… is from pages 16-17 of Ronald Coase‘s 1994 collection, Essays on Economics and Economists; specifically, it’s from Coase’s 1981 G. Warren Nutter Lecture in Political Economy, entitled “How Should Economists Choose?”:
But a theory is not like an airline or bus timetable. We are not interested simply in the accuracy of its predictions. A theory also serves as a base for thinking. It helps us to understand what is going on by enabling us to organize our thoughts. Faced with a choice between a theory which predicts well but gives us little insight into how the system works and one which gives us this insight but predicts badly, I would choose the latter, and I am inclined to think that most economists would do the same.

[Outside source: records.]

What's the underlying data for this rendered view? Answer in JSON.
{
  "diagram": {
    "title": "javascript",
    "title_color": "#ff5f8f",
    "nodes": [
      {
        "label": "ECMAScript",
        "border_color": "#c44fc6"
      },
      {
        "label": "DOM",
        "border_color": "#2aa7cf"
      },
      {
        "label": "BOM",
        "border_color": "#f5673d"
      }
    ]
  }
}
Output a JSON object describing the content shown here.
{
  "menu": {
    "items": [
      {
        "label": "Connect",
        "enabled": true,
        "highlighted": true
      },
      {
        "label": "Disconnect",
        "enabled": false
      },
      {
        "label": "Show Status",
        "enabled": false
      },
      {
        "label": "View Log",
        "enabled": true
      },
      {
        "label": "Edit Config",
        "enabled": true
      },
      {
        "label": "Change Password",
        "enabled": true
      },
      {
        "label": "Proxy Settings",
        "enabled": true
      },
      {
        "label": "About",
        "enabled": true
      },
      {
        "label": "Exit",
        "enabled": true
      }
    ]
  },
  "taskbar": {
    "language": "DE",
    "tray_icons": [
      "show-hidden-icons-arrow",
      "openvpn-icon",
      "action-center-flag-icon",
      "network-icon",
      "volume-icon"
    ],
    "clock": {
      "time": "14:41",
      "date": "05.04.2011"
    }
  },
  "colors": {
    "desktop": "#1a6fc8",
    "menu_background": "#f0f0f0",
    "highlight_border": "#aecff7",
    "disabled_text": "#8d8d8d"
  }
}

I offer this bonus quotation now because today Ronald Coase celebrates his birthday number 102. Still active and insightful – he just published a new book, and recently did this podcast with Russ – Coase is one of the great treasures that my profession has given to the world. Although celebrated, Coase’s work nevertheless remains underappreciated – not so much because the numerator of the appreciation that scholars have for his work isn’t very high (after all, he did appropriately win the Nobel Prize in 1991), but because the denominator that is the insight and wisdom and scholarship that he brought, and still brings, to economics and the social sciences is so massive.